Scientists Created Jet Fuel Out of Waste Products

These days, to stop the accelerating pace of global warming, major companies all over the world have come up with ways on how to reduce their carbon footprint. Currently, the automobile industry is also gradually shifting from gas-powered vehicles to electric vehicles. The aviation industry accounts for almost 2.5% of carbon emissions so now, according to the latest news, scientists have come up with an innovative solution. This time, scientists are creating jet fuel out of waste products for airplanes.

Singularity Hub reported that the aviation sector has been working on various ways to reduce its carbon footprints. As of now, many companies are developing electric planes but today’s battery technology is not up to the mark to balance the power and the weight to keep a plane afloat so scientists and researchers are working on a liquid alternative of jet fuel that has similar energy density. Now, they have successfully created biofuel for airplanes using food waste.

Jet Fuel

In the previous iteration of the research, the final result did not match the industry standard but a recently published paper on the Proceedings of the National Academy of Sciences of the USA (PNAS) claims to have found a new way to produce food scrap-based biofuels that meet the current aviation standards.

In the previous iteration, the researchers turned wet waste like food scraps, wastewater sludge, and animal manures into volatile fatty acids (VFAs) which were upgraded into jet fuel. In the latest iteration, the researchers used a catalyst to add extra carbon to the VFA molecules which converts them into paraffin that is similar to standard jet fuel used in commercial flights. In simple words, this time, the researchers mixed 10% of the paraffin with 90% of standard jet fuel to create a biofuel version. This biofuel version meets the current aviation standards.

After developing the latest version of biofuel for the aviation industry, the team of scientists partnered with Southwest Airlines to scale up the production process. The report conveys that the researchers are aiming to start flight trials using this biofuel by 2023. The report points out that the new biofuel would reduce the carbon footprints of the aviation industry by around 165 percent.

Derek Vardon, the lead author of the paper said “If our refining pathway is scaled up, it could take as little as a year or two for airlines like Southwest to get the fuel regulatory approvals they need to start using wet waste sustainable aviation fuel in commercial flights.
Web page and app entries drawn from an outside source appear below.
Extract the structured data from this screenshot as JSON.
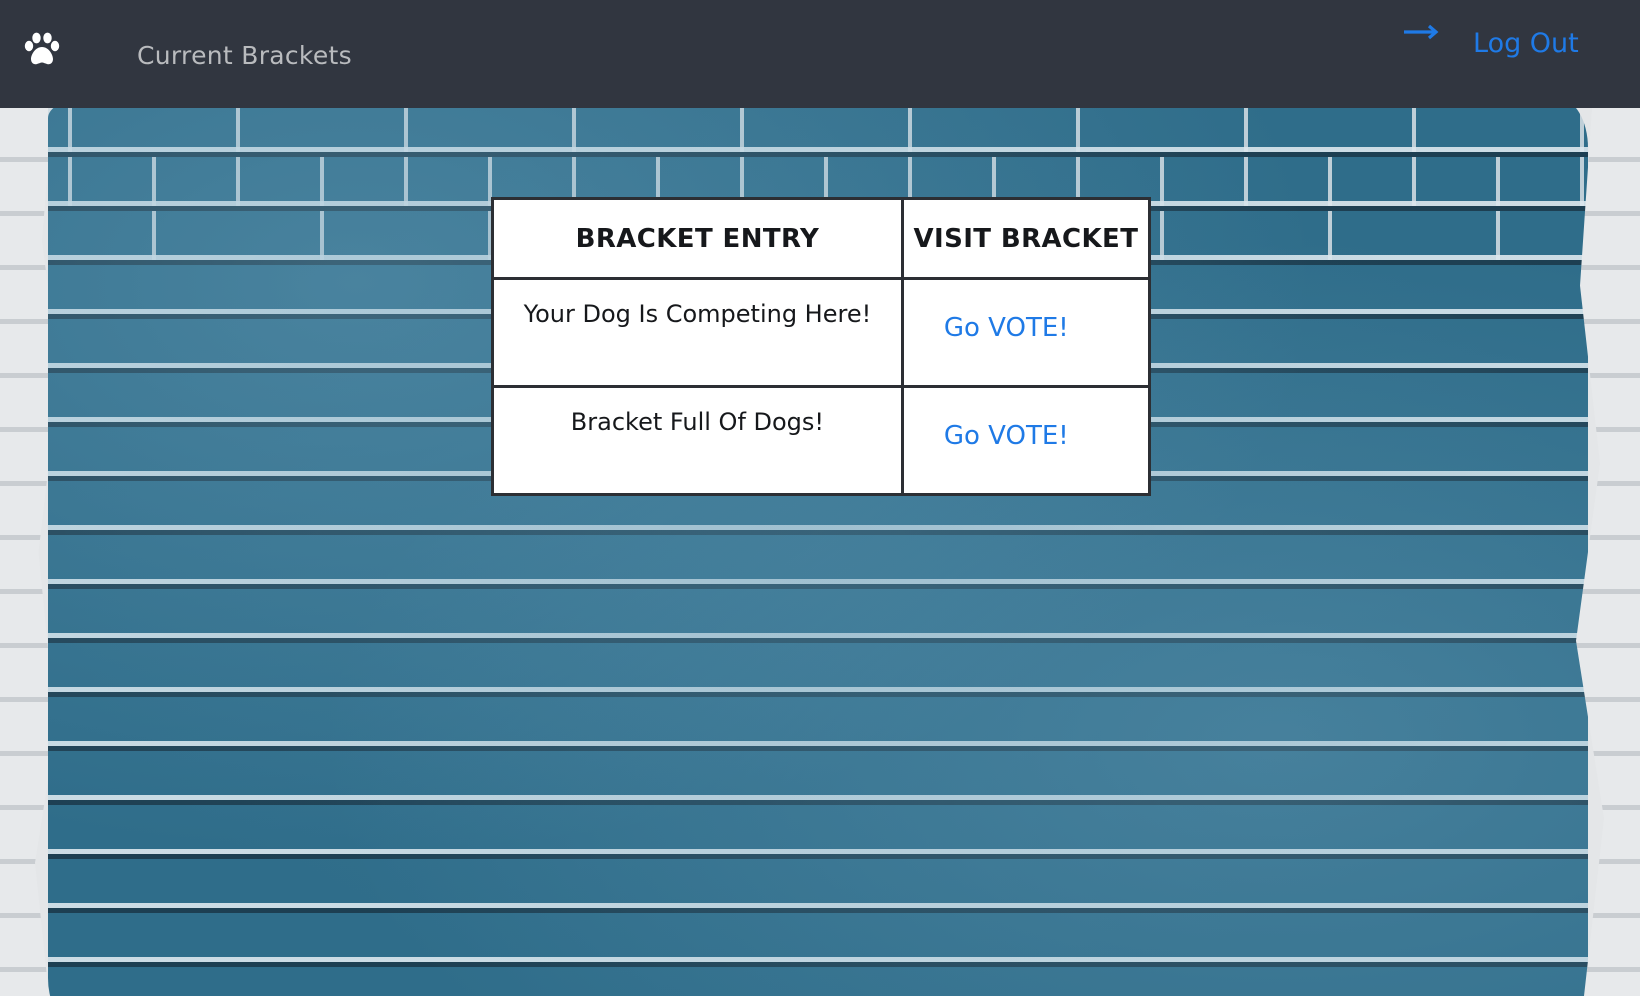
{
  "nav": {
    "title": "Current Brackets",
    "logout_label": "Log Out",
    "accent_color": "#1f7ae6",
    "bar_color": "#313640",
    "logo_icon": "paw-icon",
    "logout_icon": "arrow-right-icon"
  },
  "table": {
    "headers": [
      "BRACKET ENTRY",
      "VISIT BRACKET"
    ],
    "rows": [
      {
        "entry": "Your Dog Is Competing Here!",
        "link": "Go VOTE!"
      },
      {
        "entry": "Bracket Full Of Dogs!",
        "link": "Go VOTE!"
      }
    ]
  }
}
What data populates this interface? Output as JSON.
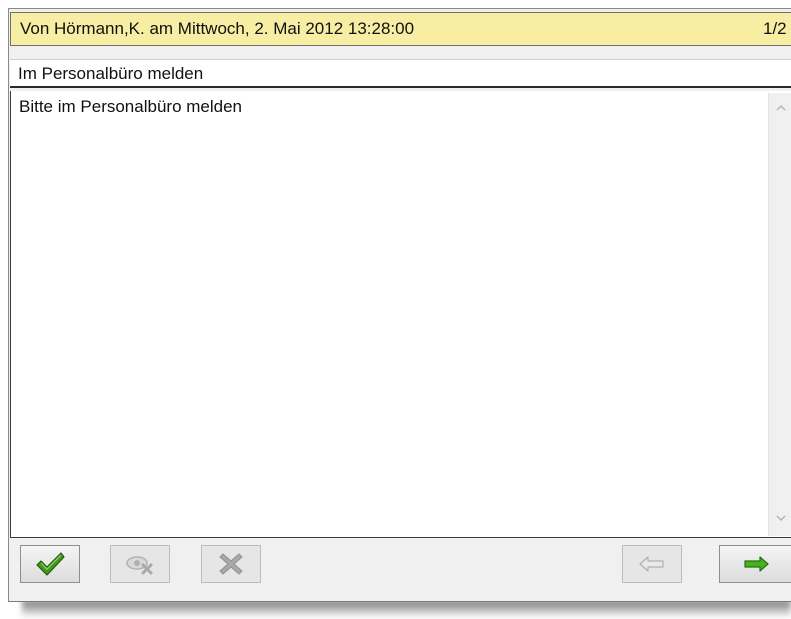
{
  "message": {
    "header": {
      "sender_line": "Von Hörmann,K. am Mittwoch, 2. Mai 2012 13:28:00",
      "page_indicator": "1/2"
    },
    "subject": "Im Personalbüro melden",
    "body": "Bitte im Personalbüro melden"
  },
  "toolbar": {
    "buttons": [
      {
        "icon": "checkmark-icon",
        "state": "enabled",
        "color": "#3f9a1e"
      },
      {
        "icon": "eye-hide-icon",
        "state": "disabled"
      },
      {
        "icon": "delete-x-icon",
        "state": "disabled"
      },
      {
        "icon": "arrow-left-icon",
        "state": "disabled"
      },
      {
        "icon": "arrow-right-icon",
        "state": "enabled",
        "color": "#43b41a"
      }
    ]
  },
  "colors": {
    "header_background": "#f7eda3",
    "window_background": "#f0f0f0"
  }
}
That means net-zero-carbon flights are on the horizon earlier than some might have thought.”